Problem statement:
Restate each of the lines given below, word for word.

*** Source material ***

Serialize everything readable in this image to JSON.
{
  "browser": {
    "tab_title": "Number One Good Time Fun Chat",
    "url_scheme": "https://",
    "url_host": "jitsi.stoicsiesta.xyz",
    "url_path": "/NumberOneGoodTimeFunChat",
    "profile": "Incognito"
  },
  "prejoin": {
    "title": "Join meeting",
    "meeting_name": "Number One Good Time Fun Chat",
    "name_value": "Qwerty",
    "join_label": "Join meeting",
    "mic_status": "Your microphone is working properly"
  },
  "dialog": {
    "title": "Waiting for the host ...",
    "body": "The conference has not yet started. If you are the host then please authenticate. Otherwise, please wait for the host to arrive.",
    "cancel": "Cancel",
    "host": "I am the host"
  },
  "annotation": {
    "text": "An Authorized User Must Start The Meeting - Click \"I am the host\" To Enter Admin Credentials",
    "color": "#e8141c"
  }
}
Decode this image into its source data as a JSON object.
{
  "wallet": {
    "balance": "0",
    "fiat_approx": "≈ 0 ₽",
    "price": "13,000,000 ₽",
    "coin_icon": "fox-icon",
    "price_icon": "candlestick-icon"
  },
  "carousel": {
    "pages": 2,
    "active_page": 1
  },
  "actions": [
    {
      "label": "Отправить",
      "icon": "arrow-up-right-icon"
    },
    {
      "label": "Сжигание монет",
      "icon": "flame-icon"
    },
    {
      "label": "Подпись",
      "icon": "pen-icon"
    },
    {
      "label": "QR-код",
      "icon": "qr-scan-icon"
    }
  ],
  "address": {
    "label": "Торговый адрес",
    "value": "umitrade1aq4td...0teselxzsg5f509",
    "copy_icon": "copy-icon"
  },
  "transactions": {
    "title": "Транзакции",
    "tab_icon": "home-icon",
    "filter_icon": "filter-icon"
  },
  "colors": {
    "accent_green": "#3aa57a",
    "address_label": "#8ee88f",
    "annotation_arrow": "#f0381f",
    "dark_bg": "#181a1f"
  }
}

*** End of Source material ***

Written answer:
Serialize everything readable in this image to JSON.
{
  "browser": {
    "tab_title": "Number One Good Time Fun Chat",
    "url_scheme": "https://",
    "url_host": "jitsi.stoicsiesta.xyz",
    "url_path": "/NumberOneGoodTimeFunChat",
    "profile": "Incognito"
  },
  "prejoin": {
    "title": "Join meeting",
    "meeting_name": "Number One Good Time Fun Chat",
    "name_value": "Qwerty",
    "join_label": "Join meeting",
    "mic_status": "Your microphone is working properly"
  },
  "dialog": {
    "title": "Waiting for the host ...",
    "body": "The conference has not yet started. If you are the host then please authenticate. Otherwise, please wait for the host to arrive.",
    "cancel": "Cancel",
    "host": "I am the host"
  },
  "annotation": {
    "text": "An Authorized User Must Start The Meeting - Click \"I am the host\" To Enter Admin Credentials",
    "color": "#e8141c"
  }
}
Decode this image into its source data as a JSON object.
{
  "wallet": {
    "balance": "0",
    "fiat_approx": "≈ 0 ₽",
    "price": "13,000,000 ₽",
    "coin_icon": "fox-icon",
    "price_icon": "candlestick-icon"
  },
  "carousel": {
    "pages": 2,
    "active_page": 1
  },
  "actions": [
    {
      "label": "Отправить",
      "icon": "arrow-up-right-icon"
    },
    {
      "label": "Сжигание монет",
      "icon": "flame-icon"
    },
    {
      "label": "Подпись",
      "icon": "pen-icon"
    },
    {
      "label": "QR-код",
      "icon": "qr-scan-icon"
    }
  ],
  "address": {
    "label": "Торговый адрес",
    "value": "umitrade1aq4td...0teselxzsg5f509",
    "copy_icon": "copy-icon"
  },
  "transactions": {
    "title": "Транзакции",
    "tab_icon": "home-icon",
    "filter_icon": "filter-icon"
  },
  "colors": {
    "accent_green": "#3aa57a",
    "address_label": "#8ee88f",
    "annotation_arrow": "#f0381f",
    "dark_bg": "#181a1f"
  }
}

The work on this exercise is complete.